**EXERCISE REQUIREMENTS**. Reproduce every line of the listing as written, apart from the pictures.

**DATASET RECORDS**.
== Segment start ==

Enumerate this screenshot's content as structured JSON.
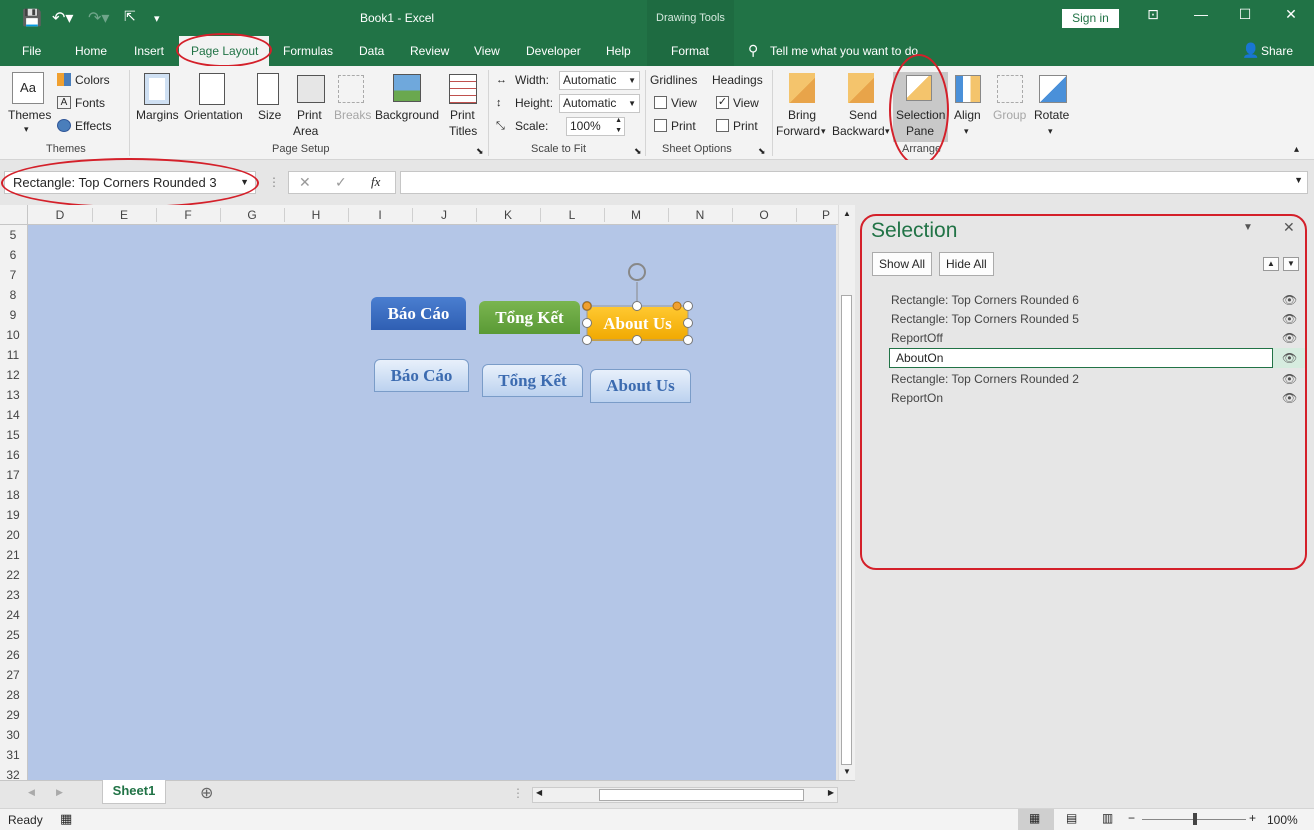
{
  "window": {
    "title": "Book1  -  Excel",
    "context_tab_header": "Drawing Tools",
    "signin": "Sign in",
    "share": "Share",
    "tell_me": "Tell me what you want to do"
  },
  "tabs": [
    "File",
    "Home",
    "Insert",
    "Page Layout",
    "Formulas",
    "Data",
    "Review",
    "View",
    "Developer",
    "Help",
    "Format"
  ],
  "ribbon": {
    "themes": {
      "themes": "Themes",
      "colors": "Colors",
      "fonts": "Fonts",
      "effects": "Effects",
      "group": "Themes"
    },
    "page_setup": {
      "margins": "Margins",
      "orientation": "Orientation",
      "size": "Size",
      "print_area_1": "Print",
      "print_area_2": "Area",
      "breaks": "Breaks",
      "background": "Background",
      "print_titles_1": "Print",
      "print_titles_2": "Titles",
      "group": "Page Setup"
    },
    "scale": {
      "width_label": "Width:",
      "width_value": "Automatic",
      "height_label": "Height:",
      "height_value": "Automatic",
      "scale_label": "Scale:",
      "scale_value": "100%",
      "group": "Scale to Fit"
    },
    "sheet_options": {
      "gridlines": "Gridlines",
      "headings": "Headings",
      "view": "View",
      "print": "Print",
      "group": "Sheet Options",
      "gridlines_view_checked": false,
      "gridlines_print_checked": false,
      "headings_view_checked": true,
      "headings_print_checked": false
    },
    "arrange": {
      "bring_1": "Bring",
      "bring_2": "Forward",
      "send_1": "Send",
      "send_2": "Backward",
      "sel_1": "Selection",
      "sel_2": "Pane",
      "align": "Align",
      "group_btn": "Group",
      "rotate": "Rotate",
      "group": "Arrange"
    }
  },
  "formula_bar": {
    "name_box": "Rectangle: Top Corners Rounded 3",
    "fx": "fx",
    "formula": ""
  },
  "columns": [
    "D",
    "E",
    "F",
    "G",
    "H",
    "I",
    "J",
    "K",
    "L",
    "M",
    "N",
    "O",
    "P"
  ],
  "rows": [
    "5",
    "6",
    "7",
    "8",
    "9",
    "10",
    "11",
    "12",
    "13",
    "14",
    "15",
    "16",
    "17",
    "18",
    "19",
    "20",
    "21",
    "22",
    "23",
    "24",
    "25",
    "26",
    "27",
    "28",
    "29",
    "30",
    "31",
    "32"
  ],
  "shapes": {
    "row1": [
      "Báo Cáo",
      "Tổng Kết",
      "About Us"
    ],
    "row2": [
      "Báo Cáo",
      "Tổng Kết",
      "About Us"
    ]
  },
  "sheet_tab": "Sheet1",
  "status": {
    "ready": "Ready",
    "zoom": "100%"
  },
  "selection_pane": {
    "title": "Selection",
    "show_all": "Show All",
    "hide_all": "Hide All",
    "items": [
      "Rectangle: Top Corners Rounded 6",
      "Rectangle: Top Corners Rounded 5",
      "ReportOff",
      "AboutOn",
      "Rectangle: Top Corners Rounded 2",
      "ReportOn"
    ],
    "editing_item": "AboutOn"
  },
  "colors": {
    "excel_green": "#217346",
    "annotation_red": "#d4202a",
    "sheet_bg": "#b4c6e7"
  }
}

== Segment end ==

**EXPECTED OUTPUT**.
Enumerate this screenshot's content as structured JSON.
{
  "window": {
    "title": "Book1  -  Excel",
    "context_tab_header": "Drawing Tools",
    "signin": "Sign in",
    "share": "Share",
    "tell_me": "Tell me what you want to do"
  },
  "tabs": [
    "File",
    "Home",
    "Insert",
    "Page Layout",
    "Formulas",
    "Data",
    "Review",
    "View",
    "Developer",
    "Help",
    "Format"
  ],
  "ribbon": {
    "themes": {
      "themes": "Themes",
      "colors": "Colors",
      "fonts": "Fonts",
      "effects": "Effects",
      "group": "Themes"
    },
    "page_setup": {
      "margins": "Margins",
      "orientation": "Orientation",
      "size": "Size",
      "print_area_1": "Print",
      "print_area_2": "Area",
      "breaks": "Breaks",
      "background": "Background",
      "print_titles_1": "Print",
      "print_titles_2": "Titles",
      "group": "Page Setup"
    },
    "scale": {
      "width_label": "Width:",
      "width_value": "Automatic",
      "height_label": "Height:",
      "height_value": "Automatic",
      "scale_label": "Scale:",
      "scale_value": "100%",
      "group": "Scale to Fit"
    },
    "sheet_options": {
      "gridlines": "Gridlines",
      "headings": "Headings",
      "view": "View",
      "print": "Print",
      "group": "Sheet Options",
      "gridlines_view_checked": false,
      "gridlines_print_checked": false,
      "headings_view_checked": true,
      "headings_print_checked": false
    },
    "arrange": {
      "bring_1": "Bring",
      "bring_2": "Forward",
      "send_1": "Send",
      "send_2": "Backward",
      "sel_1": "Selection",
      "sel_2": "Pane",
      "align": "Align",
      "group_btn": "Group",
      "rotate": "Rotate",
      "group": "Arrange"
    }
  },
  "formula_bar": {
    "name_box": "Rectangle: Top Corners Rounded 3",
    "fx": "fx",
    "formula": ""
  },
  "columns": [
    "D",
    "E",
    "F",
    "G",
    "H",
    "I",
    "J",
    "K",
    "L",
    "M",
    "N",
    "O",
    "P"
  ],
  "rows": [
    "5",
    "6",
    "7",
    "8",
    "9",
    "10",
    "11",
    "12",
    "13",
    "14",
    "15",
    "16",
    "17",
    "18",
    "19",
    "20",
    "21",
    "22",
    "23",
    "24",
    "25",
    "26",
    "27",
    "28",
    "29",
    "30",
    "31",
    "32"
  ],
  "shapes": {
    "row1": [
      "Báo Cáo",
      "Tổng Kết",
      "About Us"
    ],
    "row2": [
      "Báo Cáo",
      "Tổng Kết",
      "About Us"
    ]
  },
  "sheet_tab": "Sheet1",
  "status": {
    "ready": "Ready",
    "zoom": "100%"
  },
  "selection_pane": {
    "title": "Selection",
    "show_all": "Show All",
    "hide_all": "Hide All",
    "items": [
      "Rectangle: Top Corners Rounded 6",
      "Rectangle: Top Corners Rounded 5",
      "ReportOff",
      "AboutOn",
      "Rectangle: Top Corners Rounded 2",
      "ReportOn"
    ],
    "editing_item": "AboutOn"
  },
  "colors": {
    "excel_green": "#217346",
    "annotation_red": "#d4202a",
    "sheet_bg": "#b4c6e7"
  }
}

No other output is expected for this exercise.